**Task brief**
Could you copy every line of the data that contains "title"?

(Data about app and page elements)
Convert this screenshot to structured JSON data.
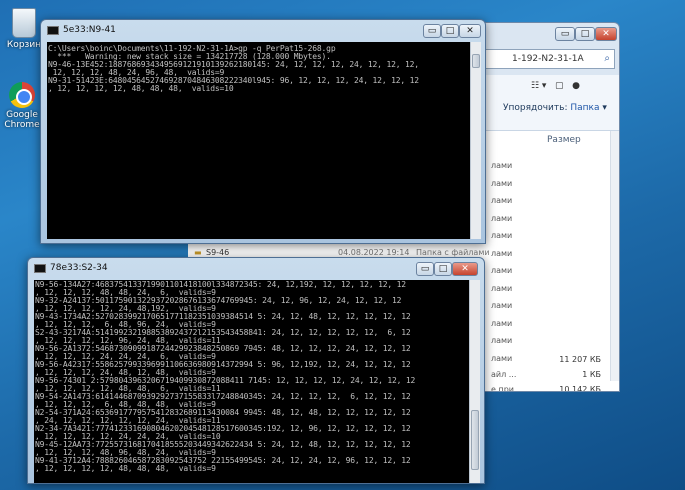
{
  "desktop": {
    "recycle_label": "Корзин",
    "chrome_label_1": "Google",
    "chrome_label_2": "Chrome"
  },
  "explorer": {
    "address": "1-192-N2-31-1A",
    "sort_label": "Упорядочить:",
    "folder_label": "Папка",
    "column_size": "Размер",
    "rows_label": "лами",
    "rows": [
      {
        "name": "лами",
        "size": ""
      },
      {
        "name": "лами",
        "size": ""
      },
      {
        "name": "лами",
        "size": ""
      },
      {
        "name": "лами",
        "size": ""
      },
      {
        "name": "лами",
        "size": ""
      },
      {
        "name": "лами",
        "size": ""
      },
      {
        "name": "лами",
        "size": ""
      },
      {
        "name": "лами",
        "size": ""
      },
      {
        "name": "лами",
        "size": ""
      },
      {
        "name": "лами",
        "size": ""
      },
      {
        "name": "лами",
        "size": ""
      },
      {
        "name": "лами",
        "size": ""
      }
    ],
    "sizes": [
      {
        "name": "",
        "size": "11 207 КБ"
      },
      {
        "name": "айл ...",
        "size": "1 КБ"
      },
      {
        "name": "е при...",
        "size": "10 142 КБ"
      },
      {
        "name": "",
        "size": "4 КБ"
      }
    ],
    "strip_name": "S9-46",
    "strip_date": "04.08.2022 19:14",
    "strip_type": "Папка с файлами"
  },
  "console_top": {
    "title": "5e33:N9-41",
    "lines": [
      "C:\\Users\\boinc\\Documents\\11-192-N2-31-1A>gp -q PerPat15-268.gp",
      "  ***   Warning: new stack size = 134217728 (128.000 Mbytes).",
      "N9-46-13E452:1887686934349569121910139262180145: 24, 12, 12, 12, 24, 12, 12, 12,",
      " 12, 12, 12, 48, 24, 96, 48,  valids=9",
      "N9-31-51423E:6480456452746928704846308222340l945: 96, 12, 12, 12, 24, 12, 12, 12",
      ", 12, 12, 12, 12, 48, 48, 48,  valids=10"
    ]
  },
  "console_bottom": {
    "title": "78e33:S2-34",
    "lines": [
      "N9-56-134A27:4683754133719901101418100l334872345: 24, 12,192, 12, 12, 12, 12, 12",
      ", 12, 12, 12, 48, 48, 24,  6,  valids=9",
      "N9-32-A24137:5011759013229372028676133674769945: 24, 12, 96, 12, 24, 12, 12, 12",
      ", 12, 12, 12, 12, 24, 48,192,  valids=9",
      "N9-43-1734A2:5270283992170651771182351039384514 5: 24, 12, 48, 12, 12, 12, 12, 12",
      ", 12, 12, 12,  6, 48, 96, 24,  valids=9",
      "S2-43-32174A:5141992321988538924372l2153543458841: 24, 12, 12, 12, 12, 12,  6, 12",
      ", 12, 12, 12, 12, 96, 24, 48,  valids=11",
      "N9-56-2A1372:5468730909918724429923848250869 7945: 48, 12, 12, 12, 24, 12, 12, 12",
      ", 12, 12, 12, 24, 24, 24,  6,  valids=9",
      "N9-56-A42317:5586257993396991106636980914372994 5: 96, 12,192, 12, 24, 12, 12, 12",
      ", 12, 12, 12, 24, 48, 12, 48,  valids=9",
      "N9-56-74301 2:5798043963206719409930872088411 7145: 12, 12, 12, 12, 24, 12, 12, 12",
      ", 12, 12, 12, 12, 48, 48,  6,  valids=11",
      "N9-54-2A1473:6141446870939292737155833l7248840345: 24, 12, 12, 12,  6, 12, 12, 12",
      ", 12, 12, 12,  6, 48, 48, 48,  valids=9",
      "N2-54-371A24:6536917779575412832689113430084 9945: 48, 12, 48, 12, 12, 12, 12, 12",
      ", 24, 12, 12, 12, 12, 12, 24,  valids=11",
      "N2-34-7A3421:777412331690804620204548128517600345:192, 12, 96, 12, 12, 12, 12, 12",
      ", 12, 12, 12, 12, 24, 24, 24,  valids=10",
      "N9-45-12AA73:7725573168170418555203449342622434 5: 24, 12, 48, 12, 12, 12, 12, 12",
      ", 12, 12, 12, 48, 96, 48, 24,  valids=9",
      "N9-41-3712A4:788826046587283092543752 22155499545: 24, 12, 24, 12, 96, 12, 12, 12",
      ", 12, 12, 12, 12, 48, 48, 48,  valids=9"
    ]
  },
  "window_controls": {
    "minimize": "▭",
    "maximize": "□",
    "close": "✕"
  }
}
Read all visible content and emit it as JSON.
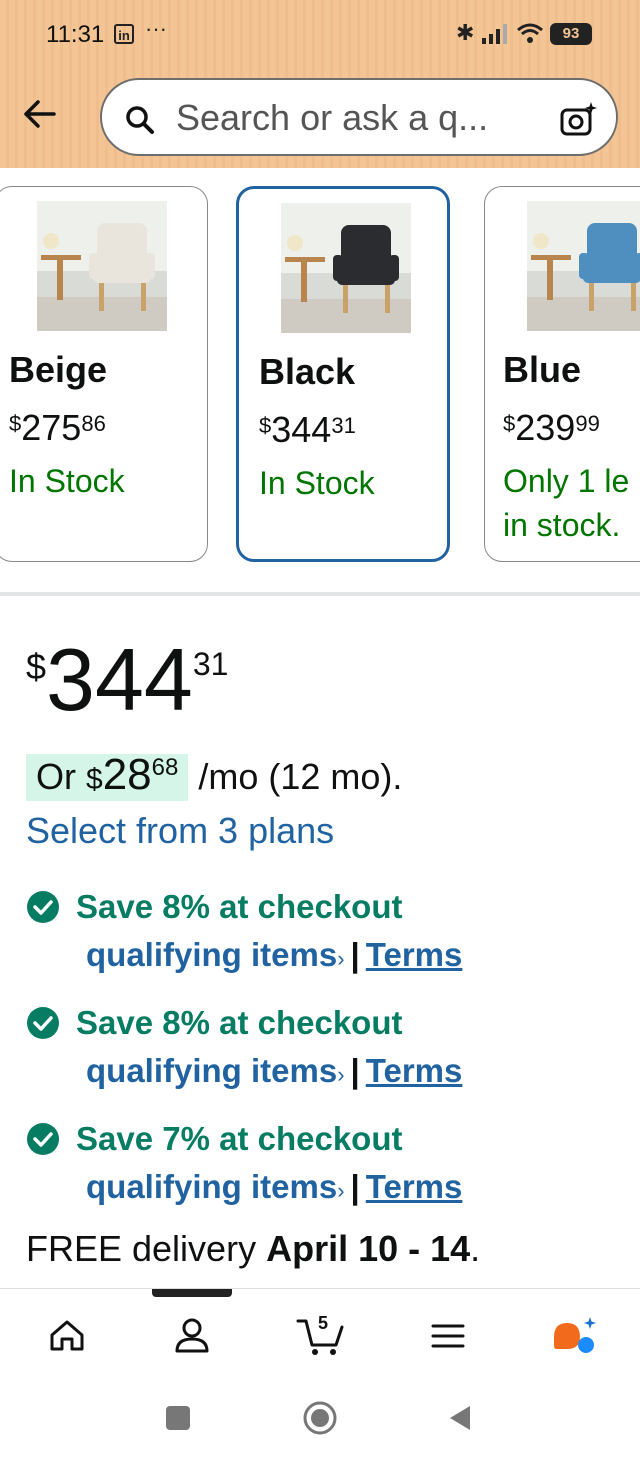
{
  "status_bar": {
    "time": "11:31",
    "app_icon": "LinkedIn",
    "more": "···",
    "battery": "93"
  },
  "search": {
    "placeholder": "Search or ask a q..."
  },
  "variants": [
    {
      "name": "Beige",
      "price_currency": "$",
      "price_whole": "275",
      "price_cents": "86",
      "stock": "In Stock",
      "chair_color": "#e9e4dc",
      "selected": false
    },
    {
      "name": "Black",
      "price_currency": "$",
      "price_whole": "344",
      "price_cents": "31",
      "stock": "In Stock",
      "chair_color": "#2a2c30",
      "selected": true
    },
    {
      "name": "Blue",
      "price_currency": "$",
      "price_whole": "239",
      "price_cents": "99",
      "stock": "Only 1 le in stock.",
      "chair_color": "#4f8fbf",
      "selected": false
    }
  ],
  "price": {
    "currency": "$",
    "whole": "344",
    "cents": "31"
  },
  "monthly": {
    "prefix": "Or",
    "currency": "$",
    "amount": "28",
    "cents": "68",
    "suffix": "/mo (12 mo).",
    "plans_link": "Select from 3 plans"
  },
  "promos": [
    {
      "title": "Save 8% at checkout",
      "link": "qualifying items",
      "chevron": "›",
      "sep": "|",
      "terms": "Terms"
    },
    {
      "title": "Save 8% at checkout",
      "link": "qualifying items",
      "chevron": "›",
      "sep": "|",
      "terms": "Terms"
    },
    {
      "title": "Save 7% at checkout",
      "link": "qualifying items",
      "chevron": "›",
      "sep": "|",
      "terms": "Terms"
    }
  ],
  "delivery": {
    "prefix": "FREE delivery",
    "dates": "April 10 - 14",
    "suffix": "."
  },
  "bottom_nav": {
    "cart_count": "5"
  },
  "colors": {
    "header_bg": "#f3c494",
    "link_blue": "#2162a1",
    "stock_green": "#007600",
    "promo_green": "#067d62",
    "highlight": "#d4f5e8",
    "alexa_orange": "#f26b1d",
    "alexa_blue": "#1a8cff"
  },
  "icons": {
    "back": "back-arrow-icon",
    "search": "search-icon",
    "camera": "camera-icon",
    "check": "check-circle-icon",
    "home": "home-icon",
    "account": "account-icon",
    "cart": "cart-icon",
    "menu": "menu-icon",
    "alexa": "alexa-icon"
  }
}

**Result for this task**
    "title": "5e33:N9-41",
    "title": "78e33:S2-34",
      "title": "Save 8% at checkout",
      "title": "Save 8% at checkout",
      "title": "Save 7% at checkout",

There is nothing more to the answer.